Segment Open
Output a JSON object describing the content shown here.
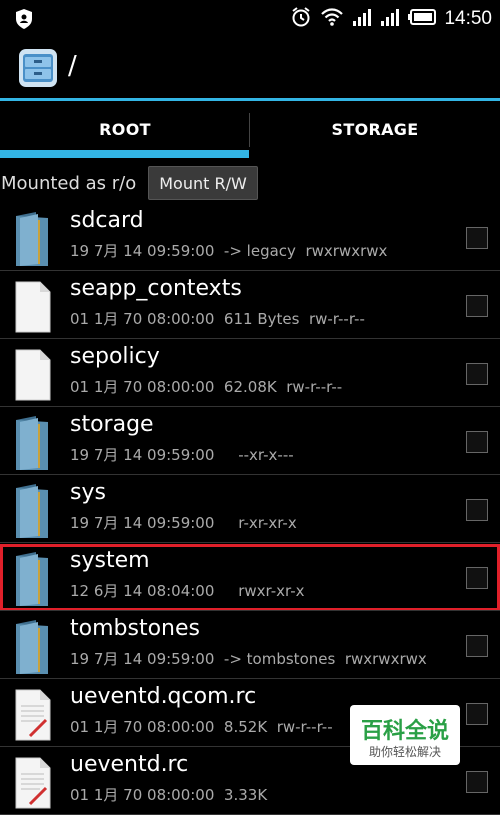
{
  "status_bar": {
    "time": "14:50",
    "icons": [
      "shield-icon",
      "alarm-icon",
      "wifi-icon",
      "signal-icon",
      "signal-icon",
      "battery-icon"
    ]
  },
  "action_bar": {
    "app_icon": "file-manager-icon",
    "path": "/"
  },
  "tabs": [
    {
      "label": "ROOT",
      "selected": true
    },
    {
      "label": "STORAGE",
      "selected": false
    }
  ],
  "mount": {
    "status_text": "Mounted as r/o",
    "button_label": "Mount R/W"
  },
  "files": [
    {
      "name": "sdcard",
      "meta": "19 7月 14 09:59:00  -> legacy  rwxrwxrwx",
      "type": "folder",
      "selected": false
    },
    {
      "name": "seapp_contexts",
      "meta": "01 1月 70 08:00:00  611 Bytes  rw-r--r--",
      "type": "file",
      "selected": false
    },
    {
      "name": "sepolicy",
      "meta": "01 1月 70 08:00:00  62.08K  rw-r--r--",
      "type": "file",
      "selected": false
    },
    {
      "name": "storage",
      "meta": "19 7月 14 09:59:00     --xr-x---",
      "type": "folder",
      "selected": false
    },
    {
      "name": "sys",
      "meta": "19 7月 14 09:59:00     r-xr-xr-x",
      "type": "folder",
      "selected": false
    },
    {
      "name": "system",
      "meta": "12 6月 14 08:04:00     rwxr-xr-x",
      "type": "folder",
      "selected": true
    },
    {
      "name": "tombstones",
      "meta": "19 7月 14 09:59:00  -> tombstones  rwxrwxrwx",
      "type": "folder",
      "selected": false
    },
    {
      "name": "ueventd.qcom.rc",
      "meta": "01 1月 70 08:00:00  8.52K  rw-r--r--",
      "type": "text-file",
      "selected": false
    },
    {
      "name": "ueventd.rc",
      "meta": "01 1月 70 08:00:00  3.33K",
      "type": "text-file",
      "selected": false
    }
  ],
  "watermark": {
    "title": "百科全说",
    "subtitle": "助你轻松解决"
  },
  "colors": {
    "accent": "#33b5e5",
    "selection_outline": "#e0202a",
    "folder": "#5a8fb0"
  }
}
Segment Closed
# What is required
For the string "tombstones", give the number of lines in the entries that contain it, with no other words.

# Task output
2